Ricardo Quezada, DESSAU INGENTRA
Executive Vice-President of Chilean/Canadian EPC DESSAU INGENTRA Ricardo Quezada claims: "DESSAU INGENTRA is set to expand through all of Latin America. We currently have projects in Central America, in the Dominican Republic to be more specific, and also in Peru." DESSAU INGENTRA is one of the huge beneficiaries of this growth within the hydro sector, which advanced company growth at a rate of 300% over the past three years. Quezada reckons that the level of experience within his company is the driving force behind this growth.
Fernando Vivanco is commercial manager of Mas Errázuriz, a specialized EPC company working in Chile as well as expanding overseas. It is another shrewd operator that has been quick to take advantage of this growth in projects: "These projects need companies with expertise in subterranean construction, and we have it," he said.
Chile at a Crossroads
Chile faces a great challenge to diversify its power generation sector, maintain its environment, and achieve energy independence. Chile suffered greatly from energy supply security in the last few years; its key mining sector was handicapped, and its reputation as an entry point for South America was damaged. The main actors in Chile are aware of the seriousness of this situation and have shown increased interest in the energy sector as a result. The removal of natural gas from Chile’s energy mix leaves a gaping hole, and it is important that Chile doesn’t repeat its mistake and attempt to fill this round hole with a square peg.
Chile certainly offers great opportunities for investors, but there is still uncertainty as to how its generation sector will develop. A great volume of new projects are planned or under construction, but the lack of governmental control over the wholly privatized sector makes it difficult for any specific solution to be pushed.
Chile likely will look to hydro projects and coal-fired plants for the next generation of power plants. Hydro, most prominently HidroAysén in the south, will service the SIC. In the north, the SING will rely on coal-fired plants. The two LNG terminals being built will diversify Chile’s portfolio, but it remains unclear whether LNG plants can financially compete in the Chilean market. The lack of subsidies for renewables means that it is unlikely Chile will become a regional leader in this area.

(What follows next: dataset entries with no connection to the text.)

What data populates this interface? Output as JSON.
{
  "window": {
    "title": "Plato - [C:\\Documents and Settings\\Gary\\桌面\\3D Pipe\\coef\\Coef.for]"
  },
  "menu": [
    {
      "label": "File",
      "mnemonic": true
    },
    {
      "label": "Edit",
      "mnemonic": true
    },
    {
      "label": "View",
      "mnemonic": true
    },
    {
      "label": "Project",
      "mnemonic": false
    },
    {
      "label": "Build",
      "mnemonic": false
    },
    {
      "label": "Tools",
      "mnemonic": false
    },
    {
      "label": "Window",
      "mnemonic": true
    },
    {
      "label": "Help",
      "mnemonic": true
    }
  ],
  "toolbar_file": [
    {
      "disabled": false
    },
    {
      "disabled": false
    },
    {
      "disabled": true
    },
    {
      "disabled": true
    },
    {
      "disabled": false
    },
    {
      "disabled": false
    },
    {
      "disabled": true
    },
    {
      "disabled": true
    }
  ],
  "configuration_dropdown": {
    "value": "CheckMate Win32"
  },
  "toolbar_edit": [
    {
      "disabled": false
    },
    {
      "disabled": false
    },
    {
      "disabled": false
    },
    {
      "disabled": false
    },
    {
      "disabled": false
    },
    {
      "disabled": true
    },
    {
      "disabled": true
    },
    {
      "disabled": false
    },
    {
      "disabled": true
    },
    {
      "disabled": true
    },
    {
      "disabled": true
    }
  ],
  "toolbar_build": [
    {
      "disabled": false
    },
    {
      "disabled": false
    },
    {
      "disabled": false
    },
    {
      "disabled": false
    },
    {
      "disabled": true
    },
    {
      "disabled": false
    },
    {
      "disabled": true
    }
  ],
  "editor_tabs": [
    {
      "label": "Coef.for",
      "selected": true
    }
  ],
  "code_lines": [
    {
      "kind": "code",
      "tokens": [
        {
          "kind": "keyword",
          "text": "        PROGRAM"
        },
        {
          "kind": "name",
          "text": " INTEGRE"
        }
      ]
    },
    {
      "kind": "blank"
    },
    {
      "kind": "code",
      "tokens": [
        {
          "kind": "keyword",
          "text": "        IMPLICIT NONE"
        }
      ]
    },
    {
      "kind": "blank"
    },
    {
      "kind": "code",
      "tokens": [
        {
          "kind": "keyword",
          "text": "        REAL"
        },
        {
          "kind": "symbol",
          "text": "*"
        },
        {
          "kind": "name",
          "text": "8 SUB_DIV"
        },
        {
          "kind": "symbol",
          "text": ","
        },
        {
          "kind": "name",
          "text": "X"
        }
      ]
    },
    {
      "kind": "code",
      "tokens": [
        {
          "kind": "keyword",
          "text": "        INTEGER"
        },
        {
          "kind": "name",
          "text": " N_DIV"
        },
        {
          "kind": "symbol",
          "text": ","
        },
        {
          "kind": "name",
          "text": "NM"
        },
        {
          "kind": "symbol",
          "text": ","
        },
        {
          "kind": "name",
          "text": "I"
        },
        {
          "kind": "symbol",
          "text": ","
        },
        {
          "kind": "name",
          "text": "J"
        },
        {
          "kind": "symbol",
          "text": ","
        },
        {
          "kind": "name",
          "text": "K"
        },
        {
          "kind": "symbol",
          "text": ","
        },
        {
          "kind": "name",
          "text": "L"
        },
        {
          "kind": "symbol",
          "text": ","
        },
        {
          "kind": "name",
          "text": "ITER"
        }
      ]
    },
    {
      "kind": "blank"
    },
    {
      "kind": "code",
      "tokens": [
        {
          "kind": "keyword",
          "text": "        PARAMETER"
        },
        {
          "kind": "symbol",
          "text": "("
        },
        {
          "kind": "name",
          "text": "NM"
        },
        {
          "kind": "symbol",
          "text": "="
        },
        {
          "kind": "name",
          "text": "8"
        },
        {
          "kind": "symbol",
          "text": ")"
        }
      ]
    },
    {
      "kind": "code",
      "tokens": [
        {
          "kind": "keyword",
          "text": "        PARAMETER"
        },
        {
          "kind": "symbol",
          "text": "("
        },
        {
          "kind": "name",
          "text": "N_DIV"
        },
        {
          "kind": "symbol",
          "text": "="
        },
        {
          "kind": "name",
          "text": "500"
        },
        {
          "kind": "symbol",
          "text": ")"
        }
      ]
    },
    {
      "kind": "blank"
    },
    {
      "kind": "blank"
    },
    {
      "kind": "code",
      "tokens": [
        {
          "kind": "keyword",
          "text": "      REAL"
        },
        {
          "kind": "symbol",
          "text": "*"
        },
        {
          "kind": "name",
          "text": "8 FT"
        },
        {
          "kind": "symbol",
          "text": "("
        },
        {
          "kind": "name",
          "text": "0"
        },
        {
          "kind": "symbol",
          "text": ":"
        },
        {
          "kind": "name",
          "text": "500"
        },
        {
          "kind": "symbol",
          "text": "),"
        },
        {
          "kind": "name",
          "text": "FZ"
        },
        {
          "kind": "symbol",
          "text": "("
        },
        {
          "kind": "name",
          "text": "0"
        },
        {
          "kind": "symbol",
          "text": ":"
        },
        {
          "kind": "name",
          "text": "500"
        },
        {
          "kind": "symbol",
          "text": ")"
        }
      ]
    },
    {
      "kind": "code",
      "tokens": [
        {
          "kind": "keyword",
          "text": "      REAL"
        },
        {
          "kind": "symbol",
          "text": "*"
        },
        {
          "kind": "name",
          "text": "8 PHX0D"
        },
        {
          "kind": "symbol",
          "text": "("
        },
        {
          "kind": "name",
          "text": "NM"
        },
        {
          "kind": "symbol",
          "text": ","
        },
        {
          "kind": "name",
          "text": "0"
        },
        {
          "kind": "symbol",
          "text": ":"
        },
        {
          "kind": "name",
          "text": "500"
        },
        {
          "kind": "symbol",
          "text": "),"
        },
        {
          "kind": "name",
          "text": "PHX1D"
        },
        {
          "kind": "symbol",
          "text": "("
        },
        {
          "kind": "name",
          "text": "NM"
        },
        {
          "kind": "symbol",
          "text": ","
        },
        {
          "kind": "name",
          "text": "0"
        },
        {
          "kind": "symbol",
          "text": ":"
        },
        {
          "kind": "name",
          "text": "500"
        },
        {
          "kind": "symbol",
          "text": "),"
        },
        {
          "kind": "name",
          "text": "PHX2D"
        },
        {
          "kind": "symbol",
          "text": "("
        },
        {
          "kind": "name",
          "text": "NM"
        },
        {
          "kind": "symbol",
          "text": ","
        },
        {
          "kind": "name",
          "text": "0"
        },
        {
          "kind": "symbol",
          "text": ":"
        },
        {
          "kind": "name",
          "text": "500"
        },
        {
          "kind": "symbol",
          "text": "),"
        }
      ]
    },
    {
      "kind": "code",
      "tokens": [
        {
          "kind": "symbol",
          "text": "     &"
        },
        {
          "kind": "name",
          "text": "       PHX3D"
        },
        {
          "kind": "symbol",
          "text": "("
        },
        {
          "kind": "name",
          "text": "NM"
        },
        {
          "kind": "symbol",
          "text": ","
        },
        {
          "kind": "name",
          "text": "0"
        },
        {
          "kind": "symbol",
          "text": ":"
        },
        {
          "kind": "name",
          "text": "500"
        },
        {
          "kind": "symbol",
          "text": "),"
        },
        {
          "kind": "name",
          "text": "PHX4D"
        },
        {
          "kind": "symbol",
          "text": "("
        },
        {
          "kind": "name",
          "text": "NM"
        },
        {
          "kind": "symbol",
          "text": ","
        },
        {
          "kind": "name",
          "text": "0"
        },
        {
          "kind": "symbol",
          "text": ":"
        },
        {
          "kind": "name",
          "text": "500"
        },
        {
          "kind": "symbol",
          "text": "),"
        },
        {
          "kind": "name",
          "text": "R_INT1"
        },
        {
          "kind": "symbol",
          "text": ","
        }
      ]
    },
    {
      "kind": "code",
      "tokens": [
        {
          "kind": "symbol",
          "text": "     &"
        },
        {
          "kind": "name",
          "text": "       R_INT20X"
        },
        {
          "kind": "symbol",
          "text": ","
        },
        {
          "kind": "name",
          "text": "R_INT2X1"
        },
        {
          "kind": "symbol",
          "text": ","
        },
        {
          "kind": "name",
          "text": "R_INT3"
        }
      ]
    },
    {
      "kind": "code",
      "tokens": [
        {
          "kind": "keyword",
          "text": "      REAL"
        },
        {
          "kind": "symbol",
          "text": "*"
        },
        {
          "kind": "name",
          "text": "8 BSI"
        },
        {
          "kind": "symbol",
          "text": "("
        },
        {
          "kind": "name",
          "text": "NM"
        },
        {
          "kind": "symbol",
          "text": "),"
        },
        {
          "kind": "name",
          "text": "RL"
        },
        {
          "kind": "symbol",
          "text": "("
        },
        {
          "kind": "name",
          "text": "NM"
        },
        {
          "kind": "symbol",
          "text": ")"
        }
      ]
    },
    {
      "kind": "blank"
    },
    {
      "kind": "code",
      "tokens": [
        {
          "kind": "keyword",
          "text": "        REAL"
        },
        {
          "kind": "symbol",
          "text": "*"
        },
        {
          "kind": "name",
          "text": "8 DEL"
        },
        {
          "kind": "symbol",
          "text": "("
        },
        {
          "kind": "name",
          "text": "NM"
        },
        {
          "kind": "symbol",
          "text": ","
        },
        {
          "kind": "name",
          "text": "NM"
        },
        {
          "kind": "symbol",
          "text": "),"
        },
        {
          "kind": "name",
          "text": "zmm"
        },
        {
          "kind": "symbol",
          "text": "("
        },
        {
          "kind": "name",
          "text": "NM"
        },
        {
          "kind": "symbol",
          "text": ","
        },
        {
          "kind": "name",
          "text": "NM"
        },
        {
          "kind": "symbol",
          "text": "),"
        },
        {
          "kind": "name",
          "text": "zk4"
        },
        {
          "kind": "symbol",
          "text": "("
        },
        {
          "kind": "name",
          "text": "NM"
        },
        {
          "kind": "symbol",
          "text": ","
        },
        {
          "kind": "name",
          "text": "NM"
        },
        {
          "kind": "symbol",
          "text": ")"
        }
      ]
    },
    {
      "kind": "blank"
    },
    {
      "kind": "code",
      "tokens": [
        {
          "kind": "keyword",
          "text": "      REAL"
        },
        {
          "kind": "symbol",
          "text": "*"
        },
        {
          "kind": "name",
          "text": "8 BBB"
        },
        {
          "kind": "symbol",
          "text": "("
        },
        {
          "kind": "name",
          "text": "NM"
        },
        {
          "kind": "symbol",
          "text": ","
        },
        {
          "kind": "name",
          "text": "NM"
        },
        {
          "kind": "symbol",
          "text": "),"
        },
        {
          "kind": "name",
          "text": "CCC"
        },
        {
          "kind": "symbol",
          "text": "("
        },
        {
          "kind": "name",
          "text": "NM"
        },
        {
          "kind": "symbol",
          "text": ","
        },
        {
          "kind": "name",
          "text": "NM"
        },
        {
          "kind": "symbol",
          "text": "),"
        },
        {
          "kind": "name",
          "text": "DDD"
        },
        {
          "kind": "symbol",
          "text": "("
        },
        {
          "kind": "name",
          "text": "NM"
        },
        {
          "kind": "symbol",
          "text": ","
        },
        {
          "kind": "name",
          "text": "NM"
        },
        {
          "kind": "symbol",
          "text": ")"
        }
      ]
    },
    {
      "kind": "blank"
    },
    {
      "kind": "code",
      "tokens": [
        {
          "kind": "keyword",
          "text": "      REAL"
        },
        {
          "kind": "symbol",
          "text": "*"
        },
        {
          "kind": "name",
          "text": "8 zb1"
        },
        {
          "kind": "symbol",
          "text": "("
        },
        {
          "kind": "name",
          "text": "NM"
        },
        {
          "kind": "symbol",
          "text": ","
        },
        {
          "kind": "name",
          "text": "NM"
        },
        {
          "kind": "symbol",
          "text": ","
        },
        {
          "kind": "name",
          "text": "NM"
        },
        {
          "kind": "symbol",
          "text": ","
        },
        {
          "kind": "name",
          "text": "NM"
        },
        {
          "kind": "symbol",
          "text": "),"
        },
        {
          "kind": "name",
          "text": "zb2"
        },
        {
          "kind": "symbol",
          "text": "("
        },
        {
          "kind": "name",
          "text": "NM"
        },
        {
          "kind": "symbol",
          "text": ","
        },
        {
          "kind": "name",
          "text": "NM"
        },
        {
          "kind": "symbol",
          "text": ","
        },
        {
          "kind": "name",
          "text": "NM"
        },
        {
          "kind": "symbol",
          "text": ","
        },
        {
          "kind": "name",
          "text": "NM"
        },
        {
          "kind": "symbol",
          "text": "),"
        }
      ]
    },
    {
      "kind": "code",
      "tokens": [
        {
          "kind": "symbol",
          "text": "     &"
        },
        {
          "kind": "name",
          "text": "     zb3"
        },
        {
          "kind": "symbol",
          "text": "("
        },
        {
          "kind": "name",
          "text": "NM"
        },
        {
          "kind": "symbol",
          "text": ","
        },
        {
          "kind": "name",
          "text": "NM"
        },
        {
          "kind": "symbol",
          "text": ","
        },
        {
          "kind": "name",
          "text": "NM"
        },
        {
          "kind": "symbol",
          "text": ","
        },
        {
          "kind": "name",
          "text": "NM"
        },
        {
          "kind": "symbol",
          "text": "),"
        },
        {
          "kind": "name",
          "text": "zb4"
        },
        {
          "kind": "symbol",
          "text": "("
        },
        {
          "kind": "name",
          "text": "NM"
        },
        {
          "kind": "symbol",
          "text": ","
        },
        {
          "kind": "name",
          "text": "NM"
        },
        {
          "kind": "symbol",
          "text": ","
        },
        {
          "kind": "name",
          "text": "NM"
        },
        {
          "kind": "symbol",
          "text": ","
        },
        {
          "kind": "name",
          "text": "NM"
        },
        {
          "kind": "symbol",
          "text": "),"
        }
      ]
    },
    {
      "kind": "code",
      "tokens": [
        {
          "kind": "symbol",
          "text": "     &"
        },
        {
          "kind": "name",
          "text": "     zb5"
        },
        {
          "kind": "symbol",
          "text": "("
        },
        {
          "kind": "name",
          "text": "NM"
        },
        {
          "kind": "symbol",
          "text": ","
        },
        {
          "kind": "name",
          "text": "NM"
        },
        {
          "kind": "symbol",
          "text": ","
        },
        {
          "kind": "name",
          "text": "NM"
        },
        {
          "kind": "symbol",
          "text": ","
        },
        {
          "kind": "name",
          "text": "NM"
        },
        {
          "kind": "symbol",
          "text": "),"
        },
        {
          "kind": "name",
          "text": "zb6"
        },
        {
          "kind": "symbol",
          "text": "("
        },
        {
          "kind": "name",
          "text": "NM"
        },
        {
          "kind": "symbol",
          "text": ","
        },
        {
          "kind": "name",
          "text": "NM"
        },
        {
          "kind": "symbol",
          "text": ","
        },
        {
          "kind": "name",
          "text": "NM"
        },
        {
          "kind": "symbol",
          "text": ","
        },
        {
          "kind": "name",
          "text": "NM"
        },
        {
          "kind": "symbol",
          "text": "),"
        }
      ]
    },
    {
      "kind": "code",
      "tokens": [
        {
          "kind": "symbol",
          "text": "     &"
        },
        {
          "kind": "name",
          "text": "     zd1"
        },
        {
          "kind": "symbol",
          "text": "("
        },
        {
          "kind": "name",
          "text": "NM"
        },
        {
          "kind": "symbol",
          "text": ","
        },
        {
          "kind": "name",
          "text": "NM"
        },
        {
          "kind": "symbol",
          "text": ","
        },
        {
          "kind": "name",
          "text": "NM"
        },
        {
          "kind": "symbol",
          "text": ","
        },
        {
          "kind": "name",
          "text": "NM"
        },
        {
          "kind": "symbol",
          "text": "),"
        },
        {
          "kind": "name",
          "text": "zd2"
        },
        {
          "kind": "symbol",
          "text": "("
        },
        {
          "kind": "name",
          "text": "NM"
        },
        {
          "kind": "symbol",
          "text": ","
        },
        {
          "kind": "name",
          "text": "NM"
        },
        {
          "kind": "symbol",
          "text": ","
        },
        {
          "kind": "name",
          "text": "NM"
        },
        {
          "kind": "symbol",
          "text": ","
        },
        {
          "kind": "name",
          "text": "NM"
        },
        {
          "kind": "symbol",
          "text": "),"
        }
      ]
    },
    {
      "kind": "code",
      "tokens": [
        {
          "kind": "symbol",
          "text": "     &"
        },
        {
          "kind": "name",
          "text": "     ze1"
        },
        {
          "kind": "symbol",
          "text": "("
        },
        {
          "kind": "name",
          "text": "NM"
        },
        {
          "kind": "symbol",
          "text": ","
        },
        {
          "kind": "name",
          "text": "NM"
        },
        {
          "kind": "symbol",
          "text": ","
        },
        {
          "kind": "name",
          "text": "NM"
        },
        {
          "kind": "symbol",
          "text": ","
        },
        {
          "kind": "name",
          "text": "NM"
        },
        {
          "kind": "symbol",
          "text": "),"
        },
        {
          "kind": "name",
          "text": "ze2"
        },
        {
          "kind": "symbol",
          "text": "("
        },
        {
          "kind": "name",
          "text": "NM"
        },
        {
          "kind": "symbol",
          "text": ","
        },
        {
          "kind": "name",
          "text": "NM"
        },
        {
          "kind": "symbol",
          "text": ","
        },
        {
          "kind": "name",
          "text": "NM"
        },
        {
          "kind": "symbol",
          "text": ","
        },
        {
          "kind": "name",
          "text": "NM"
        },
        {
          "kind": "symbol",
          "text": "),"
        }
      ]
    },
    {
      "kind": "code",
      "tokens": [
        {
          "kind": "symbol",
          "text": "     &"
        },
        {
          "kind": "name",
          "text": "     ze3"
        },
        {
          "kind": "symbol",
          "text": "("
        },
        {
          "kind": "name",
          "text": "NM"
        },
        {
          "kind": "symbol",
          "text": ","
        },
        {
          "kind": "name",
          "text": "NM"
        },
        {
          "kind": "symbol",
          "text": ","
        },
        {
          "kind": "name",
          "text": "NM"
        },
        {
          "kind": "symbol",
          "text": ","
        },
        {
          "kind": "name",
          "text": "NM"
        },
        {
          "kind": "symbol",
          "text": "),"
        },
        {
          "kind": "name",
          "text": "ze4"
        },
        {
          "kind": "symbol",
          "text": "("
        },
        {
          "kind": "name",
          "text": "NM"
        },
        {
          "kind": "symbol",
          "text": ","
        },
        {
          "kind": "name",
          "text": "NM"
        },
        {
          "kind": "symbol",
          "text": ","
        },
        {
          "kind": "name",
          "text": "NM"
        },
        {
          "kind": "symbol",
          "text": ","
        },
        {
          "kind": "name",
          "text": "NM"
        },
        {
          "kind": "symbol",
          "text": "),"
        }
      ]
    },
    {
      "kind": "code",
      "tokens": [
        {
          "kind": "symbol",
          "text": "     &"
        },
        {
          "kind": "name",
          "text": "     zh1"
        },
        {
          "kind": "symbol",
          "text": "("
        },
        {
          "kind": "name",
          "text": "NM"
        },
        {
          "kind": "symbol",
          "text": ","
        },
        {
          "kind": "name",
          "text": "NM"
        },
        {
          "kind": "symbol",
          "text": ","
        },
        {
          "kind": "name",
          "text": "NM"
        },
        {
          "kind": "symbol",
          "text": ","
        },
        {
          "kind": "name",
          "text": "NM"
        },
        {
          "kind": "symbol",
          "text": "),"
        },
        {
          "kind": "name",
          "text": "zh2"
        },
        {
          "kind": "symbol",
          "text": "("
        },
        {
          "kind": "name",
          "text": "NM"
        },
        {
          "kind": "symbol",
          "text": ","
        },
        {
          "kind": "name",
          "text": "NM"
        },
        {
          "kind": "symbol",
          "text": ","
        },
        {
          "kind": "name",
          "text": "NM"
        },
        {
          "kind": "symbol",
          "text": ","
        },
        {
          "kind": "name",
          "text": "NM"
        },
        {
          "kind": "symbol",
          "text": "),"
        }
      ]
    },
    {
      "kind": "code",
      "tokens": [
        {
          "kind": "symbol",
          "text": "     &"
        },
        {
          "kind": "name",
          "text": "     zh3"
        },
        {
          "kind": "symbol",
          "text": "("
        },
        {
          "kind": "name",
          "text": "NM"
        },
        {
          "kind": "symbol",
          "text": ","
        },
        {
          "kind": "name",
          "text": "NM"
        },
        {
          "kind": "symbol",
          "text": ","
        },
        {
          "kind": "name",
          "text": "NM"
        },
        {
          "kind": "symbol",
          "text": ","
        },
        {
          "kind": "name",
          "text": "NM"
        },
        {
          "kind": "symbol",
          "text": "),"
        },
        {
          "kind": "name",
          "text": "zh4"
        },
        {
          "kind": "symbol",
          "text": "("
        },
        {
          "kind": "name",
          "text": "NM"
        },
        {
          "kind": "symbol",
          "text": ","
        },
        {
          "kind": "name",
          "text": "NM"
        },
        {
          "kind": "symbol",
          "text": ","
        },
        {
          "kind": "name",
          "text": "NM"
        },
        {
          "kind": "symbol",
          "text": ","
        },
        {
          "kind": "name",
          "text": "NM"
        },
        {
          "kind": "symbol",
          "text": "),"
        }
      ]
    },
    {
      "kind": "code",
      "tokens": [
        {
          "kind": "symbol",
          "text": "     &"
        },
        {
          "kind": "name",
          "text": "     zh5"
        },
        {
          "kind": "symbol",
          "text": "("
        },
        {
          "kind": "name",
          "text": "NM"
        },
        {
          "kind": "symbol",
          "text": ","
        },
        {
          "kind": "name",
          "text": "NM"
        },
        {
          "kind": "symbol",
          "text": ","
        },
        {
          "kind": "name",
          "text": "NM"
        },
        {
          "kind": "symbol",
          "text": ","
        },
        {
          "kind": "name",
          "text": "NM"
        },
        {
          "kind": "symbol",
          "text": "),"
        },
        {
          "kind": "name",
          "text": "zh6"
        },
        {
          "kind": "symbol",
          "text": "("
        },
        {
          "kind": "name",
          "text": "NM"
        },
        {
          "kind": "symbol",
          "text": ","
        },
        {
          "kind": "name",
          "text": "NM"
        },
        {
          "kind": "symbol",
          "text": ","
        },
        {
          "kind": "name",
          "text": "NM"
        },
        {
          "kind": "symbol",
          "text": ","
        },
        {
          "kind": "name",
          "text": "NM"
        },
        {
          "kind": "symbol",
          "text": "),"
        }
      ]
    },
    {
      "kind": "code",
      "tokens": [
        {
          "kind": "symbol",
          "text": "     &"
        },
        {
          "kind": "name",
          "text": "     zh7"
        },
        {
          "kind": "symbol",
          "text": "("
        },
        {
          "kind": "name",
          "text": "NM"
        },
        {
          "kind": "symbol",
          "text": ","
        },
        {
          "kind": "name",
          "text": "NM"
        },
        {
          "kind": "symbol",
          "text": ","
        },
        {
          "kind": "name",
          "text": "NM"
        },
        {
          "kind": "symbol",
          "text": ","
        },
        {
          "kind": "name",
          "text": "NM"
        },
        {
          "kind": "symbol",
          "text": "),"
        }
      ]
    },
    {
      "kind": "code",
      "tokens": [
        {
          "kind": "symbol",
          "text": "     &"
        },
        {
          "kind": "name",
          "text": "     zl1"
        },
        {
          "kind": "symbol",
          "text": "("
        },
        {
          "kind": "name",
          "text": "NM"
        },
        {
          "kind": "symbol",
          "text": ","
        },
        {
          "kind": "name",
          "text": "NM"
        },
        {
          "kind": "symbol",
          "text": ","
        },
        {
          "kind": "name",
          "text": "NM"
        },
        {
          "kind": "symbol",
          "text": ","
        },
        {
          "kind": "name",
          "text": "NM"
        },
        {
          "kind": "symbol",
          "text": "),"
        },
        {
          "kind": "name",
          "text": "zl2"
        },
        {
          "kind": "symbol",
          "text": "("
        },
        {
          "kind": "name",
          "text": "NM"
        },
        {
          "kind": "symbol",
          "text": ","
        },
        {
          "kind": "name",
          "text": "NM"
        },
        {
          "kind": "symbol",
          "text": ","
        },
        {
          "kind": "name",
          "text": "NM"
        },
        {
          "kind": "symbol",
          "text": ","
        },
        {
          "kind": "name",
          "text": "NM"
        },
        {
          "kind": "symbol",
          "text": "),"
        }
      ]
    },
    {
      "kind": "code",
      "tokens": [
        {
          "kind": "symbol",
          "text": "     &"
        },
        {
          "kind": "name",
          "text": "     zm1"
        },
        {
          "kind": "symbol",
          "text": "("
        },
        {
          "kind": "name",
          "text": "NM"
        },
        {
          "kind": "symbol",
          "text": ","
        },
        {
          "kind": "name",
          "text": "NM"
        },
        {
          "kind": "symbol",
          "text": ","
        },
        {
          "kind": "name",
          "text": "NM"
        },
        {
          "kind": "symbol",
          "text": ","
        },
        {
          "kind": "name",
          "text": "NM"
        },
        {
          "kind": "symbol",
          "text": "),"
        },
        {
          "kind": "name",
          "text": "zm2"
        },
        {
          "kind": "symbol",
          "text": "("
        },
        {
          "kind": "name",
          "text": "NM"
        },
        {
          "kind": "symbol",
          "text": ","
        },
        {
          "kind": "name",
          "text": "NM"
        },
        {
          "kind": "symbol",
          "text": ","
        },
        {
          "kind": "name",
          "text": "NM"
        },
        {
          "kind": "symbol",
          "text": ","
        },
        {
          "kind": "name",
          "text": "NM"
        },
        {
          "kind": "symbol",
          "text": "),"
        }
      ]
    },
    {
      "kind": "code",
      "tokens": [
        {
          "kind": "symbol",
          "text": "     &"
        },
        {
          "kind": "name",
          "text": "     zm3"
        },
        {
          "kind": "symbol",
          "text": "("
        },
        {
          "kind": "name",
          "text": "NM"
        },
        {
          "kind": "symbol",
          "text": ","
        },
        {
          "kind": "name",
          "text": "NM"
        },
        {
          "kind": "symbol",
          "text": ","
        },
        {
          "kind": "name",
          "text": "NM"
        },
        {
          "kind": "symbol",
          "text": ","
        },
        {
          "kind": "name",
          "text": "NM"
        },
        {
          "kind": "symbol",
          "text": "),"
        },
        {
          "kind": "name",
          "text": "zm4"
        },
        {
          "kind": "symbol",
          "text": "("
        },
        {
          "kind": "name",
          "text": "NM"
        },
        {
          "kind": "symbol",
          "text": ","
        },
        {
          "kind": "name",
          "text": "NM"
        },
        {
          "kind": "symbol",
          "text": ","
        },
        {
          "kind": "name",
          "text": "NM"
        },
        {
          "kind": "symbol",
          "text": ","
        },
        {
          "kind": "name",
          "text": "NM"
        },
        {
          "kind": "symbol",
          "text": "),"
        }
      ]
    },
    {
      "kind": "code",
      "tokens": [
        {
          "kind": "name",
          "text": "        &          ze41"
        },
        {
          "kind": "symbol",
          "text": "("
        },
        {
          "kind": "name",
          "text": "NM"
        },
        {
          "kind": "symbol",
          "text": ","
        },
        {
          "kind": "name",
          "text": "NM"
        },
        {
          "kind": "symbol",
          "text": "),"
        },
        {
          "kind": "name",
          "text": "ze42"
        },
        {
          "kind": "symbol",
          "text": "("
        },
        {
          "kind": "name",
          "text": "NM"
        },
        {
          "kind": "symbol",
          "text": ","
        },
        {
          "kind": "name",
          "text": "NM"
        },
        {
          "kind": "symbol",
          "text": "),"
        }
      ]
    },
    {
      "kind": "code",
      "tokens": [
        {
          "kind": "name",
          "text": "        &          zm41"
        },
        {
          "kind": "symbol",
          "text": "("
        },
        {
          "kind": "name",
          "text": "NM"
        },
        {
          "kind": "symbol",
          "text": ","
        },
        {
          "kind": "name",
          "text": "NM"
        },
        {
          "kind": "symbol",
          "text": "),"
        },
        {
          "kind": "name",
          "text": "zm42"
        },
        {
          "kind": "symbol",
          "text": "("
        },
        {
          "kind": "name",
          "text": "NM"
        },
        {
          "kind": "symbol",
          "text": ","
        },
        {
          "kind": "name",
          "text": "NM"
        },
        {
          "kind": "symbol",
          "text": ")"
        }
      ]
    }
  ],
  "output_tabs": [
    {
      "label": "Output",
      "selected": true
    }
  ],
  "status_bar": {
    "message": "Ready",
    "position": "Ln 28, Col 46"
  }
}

Should Chile manage to reconcile with one of its neighbors and begin importing natural gas again, doing so could change all of this once again. The world will be looking at Chile with great interest to see which path it takes.